[Entries shown — start]

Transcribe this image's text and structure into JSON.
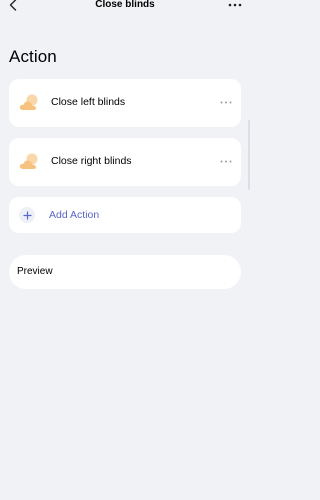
{
  "header": {
    "title": "Close blinds",
    "back_icon": "chevron-left-icon",
    "more_icon": "ellipsis-icon"
  },
  "section": {
    "heading": "Action"
  },
  "actions": [
    {
      "label": "Close left blinds",
      "icon": "cloud-sun-icon"
    },
    {
      "label": "Close right blinds",
      "icon": "cloud-sun-icon"
    }
  ],
  "add_action": {
    "label": "Add Action",
    "icon": "plus-icon"
  },
  "preview": {
    "label": "Preview"
  },
  "colors": {
    "background": "#f1f2f6",
    "card": "#ffffff",
    "accent": "#5965c7",
    "cloud": "#f6c27e",
    "icon_gray": "#9a9ca3"
  }
}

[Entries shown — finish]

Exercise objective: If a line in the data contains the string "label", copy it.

Problem solution:
      "label": "Close left blinds",
      "label": "Close right blinds",
    "label": "Add Action",
    "label": "Preview"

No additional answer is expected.